The LPGA scripted a riveting storyline in its restart amid the coronavirus pandemic.
Danielle Kang stepped up in the starring role.
Conjuring memories of last year’s tense Solheim Cup finish in Scotland, Kang wrote a better ending for American fans, holding off a European while playing through cool, intermittent rain to win the Drive On Championship Sunday at Inverness Club in Toledo, Ohio.
Kang won after France’s Celine Boutier missed a 5-foot birdie attempt at the last, agonizingly grazing the left side of the cup.
Kang, 27, hoisted the trophy hoping the day’s thrills weren’t all over.
She didn’t take long after winning to check her cell phone to see if her boyfriend, Maverick McNealy, was making a run at doubling the couple’s pleasure. McNealy was in contention on the West Coast, playing the PGA Tour’s Barracuda Championship.
“I’m really excited to watch,” Kang said. “It would be cool if we both get to hoist the trophy today.”
However, Kang was only one lifting a trophy Sunday, as McNealy finished seventh at the modified-stableford Barracuda Championship, five behind winner Richy Werenski
Mostly Sunday, Kang was grateful what Sunday meant to everyone in women’s golf. Even without spectators at Inverness Club, she knew what the return of the LPGA meant to followers of the game.
“I’m so thankful for our commissioner [Mike Whan] and the entire LPGA staff, because I love the decisions that they made,” she said. “I am so thankful in how safe they made it for us . . . I’m so thankful that they’re going out of their way to make sure that we can play.”
Inverness Club, which will host next year’s Solheim Cup, offered a major championship test, with just five players finishing under par for the week. Still, you wouldn’t have known it was the LPGA’s first event since February watching Kang play.
She looked rust-free going wire to wire for her fourth LPGA title.
With a 2-under 70 in a tense final round, she finished at 7-under overall.
“I kept telling myself, ‘Stick to the game plan,’” Kang said. “The game plan was to play aggressive and play my game. No matter what anybody else did, it didn’t really matter.”
There was more than a little bit of Hall-of-Famer Annika Sorenstam in that game plan.

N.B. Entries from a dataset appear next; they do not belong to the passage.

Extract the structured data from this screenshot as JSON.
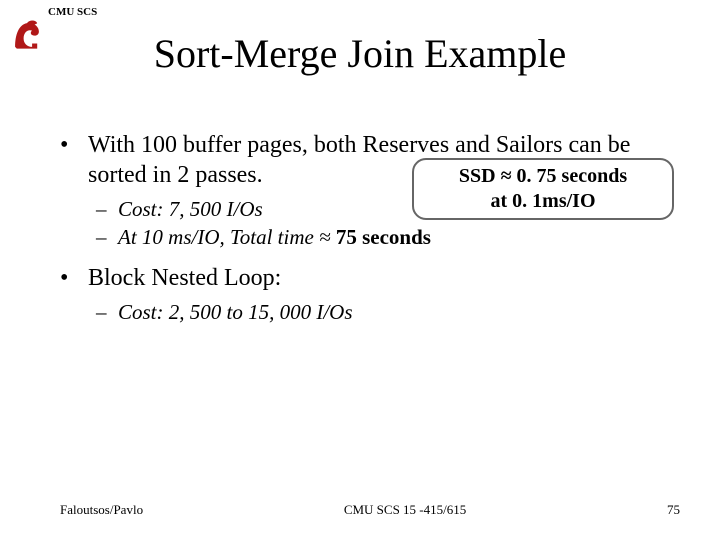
{
  "header": {
    "label": "CMU SCS"
  },
  "title": "Sort-Merge Join Example",
  "bullets": {
    "b1": {
      "dot": "•",
      "text": "With 100 buffer pages, both Reserves and Sailors can be sorted in 2 passes."
    },
    "s1": {
      "dash": "–",
      "prefix": "Cost: ",
      "value": "7, 500 I/Os"
    },
    "s2": {
      "dash": "–",
      "prefix": "At 10 ms/IO, Total time ≈ ",
      "value": "75 seconds"
    },
    "b2": {
      "dot": "•",
      "text": "Block Nested Loop:"
    },
    "s3": {
      "dash": "–",
      "prefix": "Cost: ",
      "value": "2, 500 to 15, 000 I/Os"
    }
  },
  "callout": {
    "line1": "SSD ≈ 0. 75 seconds",
    "line2": "at 0. 1ms/IO"
  },
  "footer": {
    "left": "Faloutsos/Pavlo",
    "center": "CMU SCS 15 -415/615",
    "right": "75"
  }
}
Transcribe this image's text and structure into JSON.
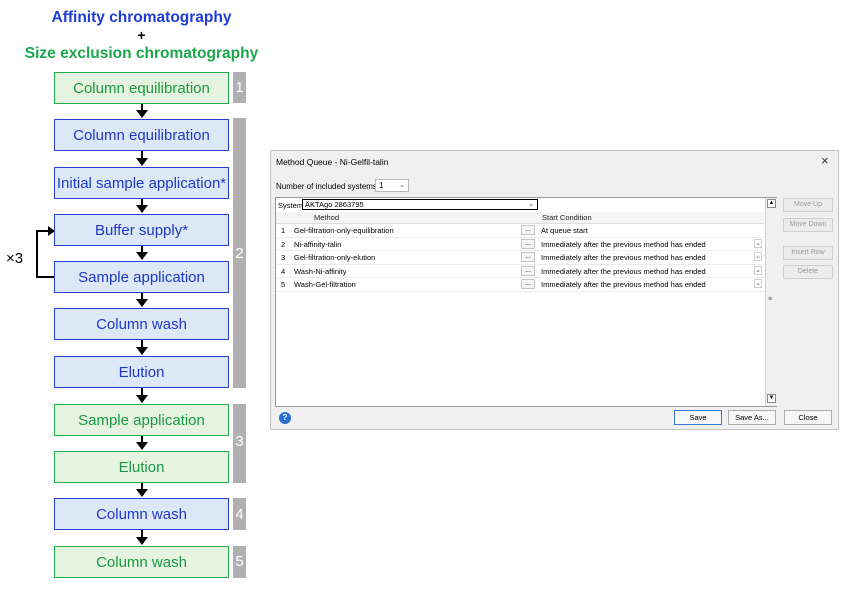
{
  "diagram": {
    "title_affinity": "Affinity chromatography",
    "plus": "+",
    "title_sec": "Size exclusion chromatography",
    "steps": [
      {
        "label": "Column equilibration",
        "color": "green"
      },
      {
        "label": "Column equilibration",
        "color": "blue"
      },
      {
        "label": "Initial sample application*",
        "color": "blue"
      },
      {
        "label": "Buffer supply*",
        "color": "blue"
      },
      {
        "label": "Sample application",
        "color": "blue"
      },
      {
        "label": "Column wash",
        "color": "blue"
      },
      {
        "label": "Elution",
        "color": "blue"
      },
      {
        "label": "Sample application",
        "color": "green"
      },
      {
        "label": "Elution",
        "color": "green"
      },
      {
        "label": "Column wash",
        "color": "blue"
      },
      {
        "label": "Column wash",
        "color": "green"
      }
    ],
    "loop_label": "×3",
    "stage_numbers": [
      "1",
      "2",
      "3",
      "4",
      "5"
    ],
    "colors": {
      "green_border": "#22b04b",
      "green_fill": "#e6f3e0",
      "blue_border": "#2440d8",
      "blue_fill": "#dde8f7",
      "stage_bar": "#b0b0b0"
    }
  },
  "dialog": {
    "title": "Method Queue - Ni-Gelfil-talin",
    "close_glyph": "×",
    "systems_label": "Number of included systems:",
    "systems_value": "1",
    "system_label": "System",
    "system_value": "ÄKTAgo 2863795",
    "col_method": "Method",
    "col_condition": "Start Condition",
    "rows": [
      {
        "num": "1",
        "method": "Gel-filtration-only-equilibration",
        "condition": "At queue start",
        "has_dropdown": false
      },
      {
        "num": "2",
        "method": "Ni-affinity-talin",
        "condition": "Immediately after the previous method has ended",
        "has_dropdown": true
      },
      {
        "num": "3",
        "method": "Gel-filtration-only-elution",
        "condition": "Immediately after the previous method has ended",
        "has_dropdown": true
      },
      {
        "num": "4",
        "method": "Wash-Ni-affinity",
        "condition": "Immediately after the previous method has ended",
        "has_dropdown": true
      },
      {
        "num": "5",
        "method": "Wash-Gel-filtration",
        "condition": "Immediately after the previous method has ended",
        "has_dropdown": true
      }
    ],
    "browse_label": "...",
    "side_buttons": {
      "move_up": "Move Up",
      "move_down": "Move Down",
      "insert_row": "Insert Row",
      "delete": "Delete"
    },
    "buttons": {
      "save": "Save",
      "save_as": "Save As...",
      "close": "Close"
    },
    "help_glyph": "?"
  }
}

Kang said Sorenstam has been a help to her as she has steadily climbed the Rolex Women’s World Rankings, with Sunday’s victory giving Kang a chance to move up from No. 4 in the world.
“She is my idol,” Kang said. “I really appreciate the opportunity that she gives me to learn. And then the fact that she listens to things that I have questions with.”

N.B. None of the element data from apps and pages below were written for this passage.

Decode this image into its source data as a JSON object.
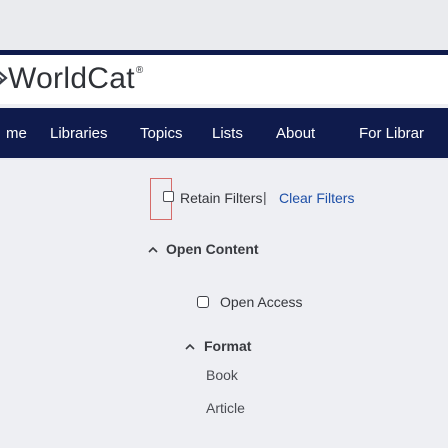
{
  "brand": {
    "name": "WorldCat",
    "mark": "®"
  },
  "nav": {
    "items": [
      "me",
      "Libraries",
      "Topics",
      "Lists",
      "About",
      "For Librar"
    ]
  },
  "filters": {
    "retain_label": "Retain Filters",
    "separator": "|",
    "clear_label": "Clear Filters"
  },
  "sections": {
    "open_content": {
      "title": "Open Content",
      "option": "Open Access"
    },
    "format": {
      "title": "Format",
      "options": [
        "Book",
        "Article"
      ]
    }
  },
  "colors": {
    "navy": "#0f1b4c",
    "link": "#1d4fa7",
    "focus_outline": "#d56b69",
    "background": "#eeeff3"
  },
  "icons": {
    "logo": "worldcat-globe-icon",
    "collapse": "chevron-up-icon",
    "checkbox": "checkbox-icon"
  }
}
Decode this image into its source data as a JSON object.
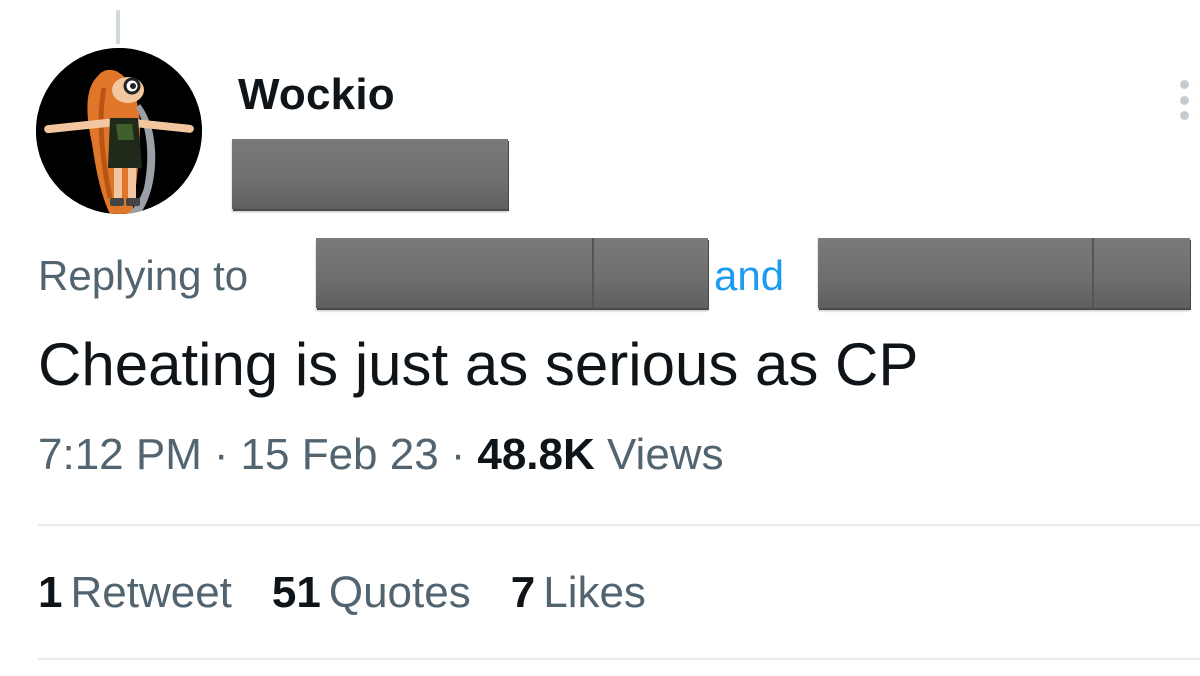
{
  "author": {
    "display_name": "Wockio",
    "avatar_icon": "avatar-image"
  },
  "reply": {
    "prefix": "Replying to",
    "conjunction": "and",
    "link_color": "#1d9bf0"
  },
  "tweet": {
    "text": "Cheating is just as serious as CP",
    "time": "7:12 PM",
    "date": "15 Feb 23",
    "separator": "·",
    "views_count": "48.8K",
    "views_label": "Views"
  },
  "stats": [
    {
      "count": "1",
      "label": "Retweet"
    },
    {
      "count": "51",
      "label": "Quotes"
    },
    {
      "count": "7",
      "label": "Likes"
    }
  ],
  "icons": {
    "more": "more-options-icon"
  },
  "colors": {
    "text": "#0f1419",
    "secondary": "#536471",
    "divider": "#e6ecf0"
  }
}
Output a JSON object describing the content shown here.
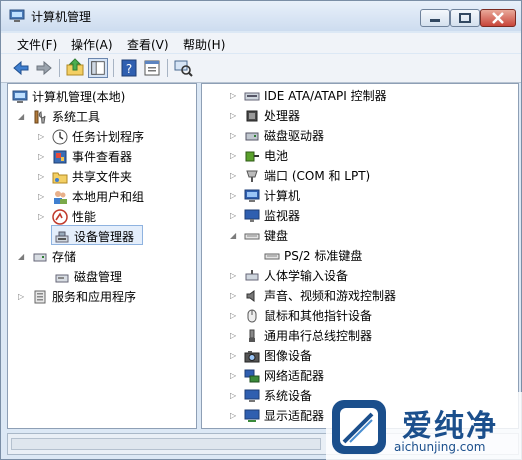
{
  "window": {
    "title": "计算机管理",
    "controls": {
      "minimize": "min-icon",
      "maximize": "max-icon",
      "close": "close-icon"
    }
  },
  "menu": [
    "文件(F)",
    "操作(A)",
    "查看(V)",
    "帮助(H)"
  ],
  "toolbar_icons": [
    "back-arrow-icon",
    "forward-arrow-icon",
    "up-folder-icon",
    "show-hide-tree-icon",
    "help-icon",
    "properties-icon",
    "scan-hardware-icon"
  ],
  "left_tree": {
    "root": "计算机管理(本地)",
    "system_tools": "系统工具",
    "task_scheduler": "任务计划程序",
    "event_viewer": "事件查看器",
    "shared_folders": "共享文件夹",
    "local_users": "本地用户和组",
    "performance": "性能",
    "device_manager": "设备管理器",
    "storage": "存储",
    "disk_management": "磁盘管理",
    "services_apps": "服务和应用程序"
  },
  "devices": [
    "IDE ATA/ATAPI 控制器",
    "处理器",
    "磁盘驱动器",
    "电池",
    "端口 (COM 和 LPT)",
    "计算机",
    "监视器",
    "键盘",
    "PS/2 标准键盘",
    "人体学输入设备",
    "声音、视频和游戏控制器",
    "鼠标和其他指针设备",
    "通用串行总线控制器",
    "图像设备",
    "网络适配器",
    "系统设备",
    "显示适配器"
  ],
  "watermark": {
    "title": "爱纯净",
    "url": "aichunjing.com"
  }
}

Sorenstam told Kang that a 54-hole event like the Drive On Championship requires a more aggressive mindset, right from the start. Kang took the advice, stepping on the gas early with a 66 in the first round.
Kang also credited Butch Harmon, her swing coach, for helping take her game to another level. And thanked McNealy and her brother, Alex, for keeping her sharp during all the down time amid the pandemic in Las Vegas, where she lives and where Harmon is based.

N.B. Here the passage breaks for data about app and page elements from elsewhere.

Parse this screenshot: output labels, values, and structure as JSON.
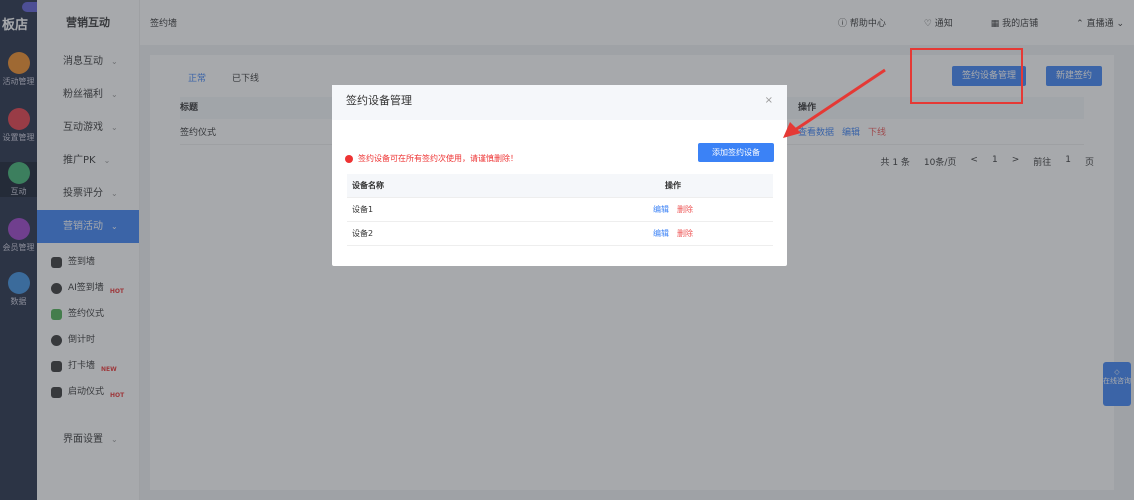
{
  "rail": {
    "logo": "板店",
    "items": [
      "活动管理",
      "设置管理",
      "互动",
      "会员管理",
      "数据"
    ]
  },
  "sidebar": {
    "title": "营销互动",
    "menus": [
      "消息互动",
      "粉丝福利",
      "互动游戏",
      "推广PK",
      "投票评分",
      "营销活动"
    ],
    "subs": [
      {
        "label": "签到墙",
        "tag": ""
      },
      {
        "label": "AI签到墙",
        "tag": "HOT"
      },
      {
        "label": "签约仪式",
        "tag": ""
      },
      {
        "label": "倒计时",
        "tag": ""
      },
      {
        "label": "打卡墙",
        "tag": "NEW"
      },
      {
        "label": "启动仪式",
        "tag": "HOT"
      }
    ],
    "bottom": "界面设置"
  },
  "header": {
    "breadcrumb": "签约墙",
    "help": "帮助中心",
    "notice": "通知",
    "shop": "我的店铺",
    "user": "直播通"
  },
  "main": {
    "tabs": [
      "正常",
      "已下线"
    ],
    "manage_btn": "签约设备管理",
    "new_btn": "新建签约",
    "columns": [
      "标题",
      "操作"
    ],
    "row": {
      "title": "签约仪式",
      "actions": [
        "查看数据",
        "编辑",
        "下线"
      ]
    },
    "pager": {
      "total": "共 1 条",
      "size": "10条/页",
      "prev": "<",
      "page": "1",
      "next": ">",
      "goto": "前往",
      "goto_val": "1",
      "unit": "页"
    }
  },
  "float": {
    "label": "在线咨询"
  },
  "modal": {
    "title": "签约设备管理",
    "close": "×",
    "warning": "签约设备可在所有签约次使用，请谨慎删除！",
    "add_btn": "添加签约设备",
    "columns": [
      "设备名称",
      "操作"
    ],
    "rows": [
      {
        "name": "设备1",
        "edit": "编辑",
        "del": "删除"
      },
      {
        "name": "设备2",
        "edit": "编辑",
        "del": "删除"
      }
    ]
  }
}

“I played with my brother a lot, and I played with Maverick a lot,” she said. “Both of them are great competition.
“I played from their tees. I played from my tees. I played different golf courses. I played Shadow Creek from all different tees. I played TPC Summerlin from front tees to back tees.
“The boys that I get to play with are so good that I try and keep up. We always have a competition, and I think that keeps me focused and up to date.”
And on a rise to No. 1 in the world rankings.